  1. What is New Zealand’s system of government? | Elections
  2. New Zealand politics | World | The Guardian
  3. Members of Parliament – New Zealand Parliament (
  4. NZ National Party, ACT New Zealand and NZ First coalition winds back Jacinta Ardern’s Labour policies (
  5. Setting up the Māori seats – Māori and the vote | NZHistory, New Zealand history online

New Zealand and Australia

New Zealand and Australia share strong political ties due to their origins as colonies of Great Britain, their military ties from the first and second World Wars, their economic trade and their free migration between the two countries. The Prime Ministers and Ministers of each nation regularly hold formal talks, and many military exchanges exist. There is an annual Australia and New Zealand Leaders Meeting with Prime Minister Anthony Albanese visiting Wellington at the most recent meeting. They also celebrated the 40th anniversary of Closer Economic Relations, the 50th anniversary of the Trans-Tasman Travel Arrangement and the 80th anniversary of reciprocal diplomatic representation. At the conclusion of the meeting a joint statement and roadmap was released by the Prime Ministers outlining the plan for the next decade of diplomatic relations between the two countries. New Zealand and Australia also share strong ties with many of their Pacific island neighbours. 

For further information on New Zealand and Australian diplomacy, see the resources below:


  1. Australia | New Zealand Ministry of Foreign Affairs and Trade (
  2. Australia and New Zealand – Friends, Partners, Allies (
  3. Joint statement: Australia-New Zealand Closer Economic Relations Ministerial meeting in Adelaide | Minister for Trade and Tourism (
  4. New Zealand and Australia – Joint Statement and Trans-Tasman Roadmap to 2035 | New Zealand Ministry of Foreign Affairs and Trade (
  5. Australia-New Zealand relations: Anthony Albanese and Chris Hipkins must move beyond cliches (
  6. The Trans-Tasman Political ‘Family’ 

New Zealand and its Neighbours

New Zealand sits within the South Pacific which is considered strategically important to many nations. In 2018 New Zealand’s then Prime Minister, Jacinda Ardern, released their strategic foreign policy labelled the ‘Pacific Reset’ which aimed to refocus foreign policy on the Pacific Islands region. The Pacific Reset emphasises soft power, public diplomacy, partnerships, and engagement. The Pacific Islands region receives around 60% of New Zealand’s total Official Development Assistance funding.

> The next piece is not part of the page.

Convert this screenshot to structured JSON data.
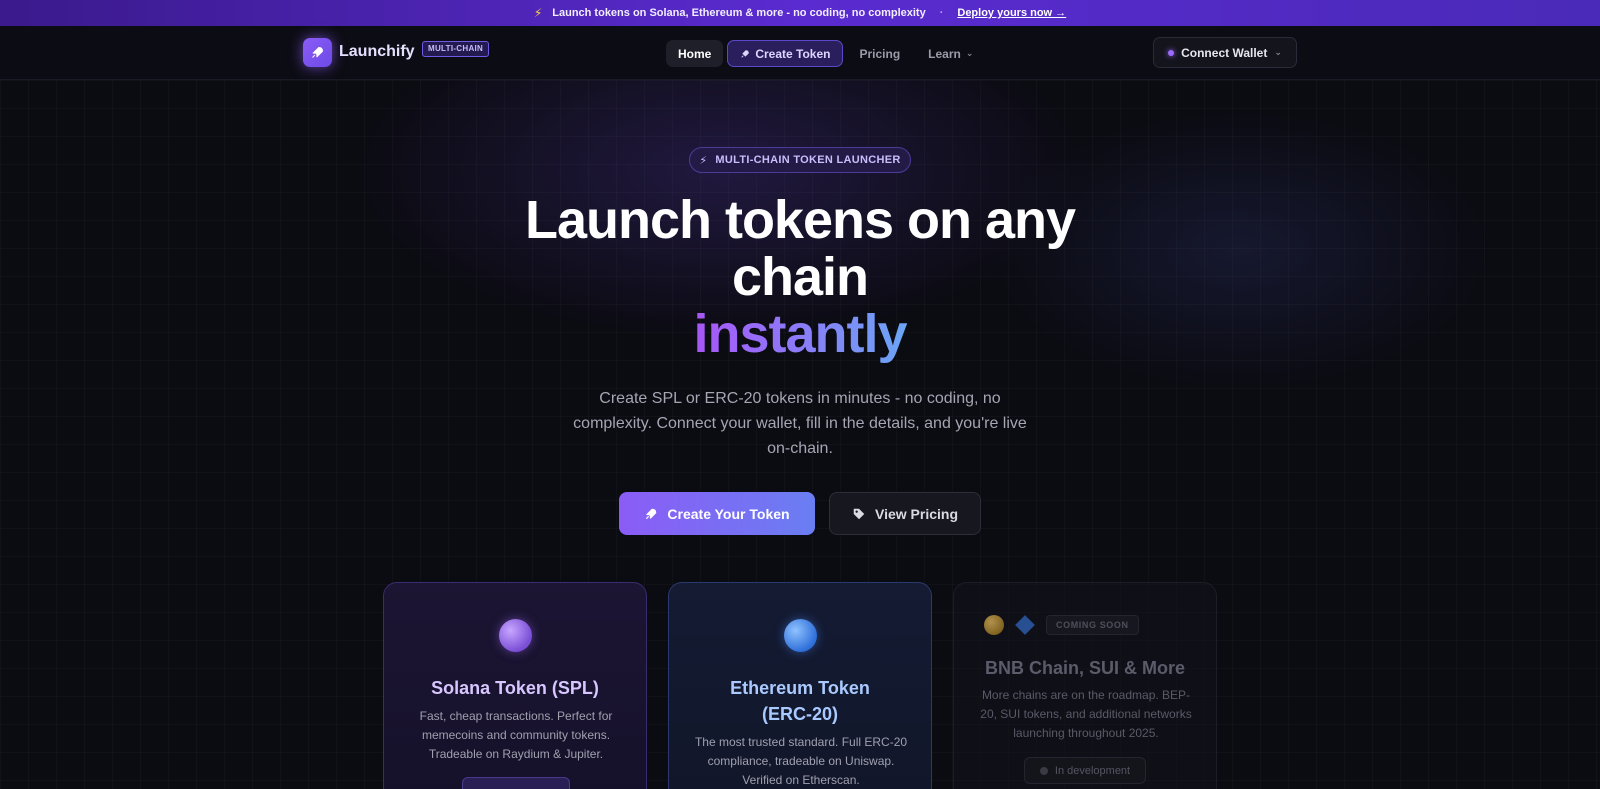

New Zealand has recently increased diplomacy with China, acknowledging both China’s interest in the South Pacific Region and their importance to New Zealand as a trading partner. China labelled New Zealand as an example of how diplomatic relations should be handled with China, indicating that New Zealand’s refrain from diplomatic criticism is valued by China. 

For further information on New Zealand diplomacy with its neighbours, see the resources below:


  1. China, Trade and Security to Dominate Australia-New Zealand Talks (
  2. China relations: Xi Jinping labels New Zealand ‘friend and partner’ during visit by Prime Minister Chris Hipkins (
  3. Our aid partnerships in the Pacific | New Zealand Ministry of Foreign Affairs and Trade (
  4. The Pacific Reset: The First Year 
  5. New Zealand’s public diplomacy in the Pacific: a reset, or more of the same? | Place Branding and Public Diplomacy (
  6. Finding Common Ground: New Zealand and Regional Security Cooperation in the Pacific
  7. New Zealand’s Pacific policies – time for a reset? on JSTOR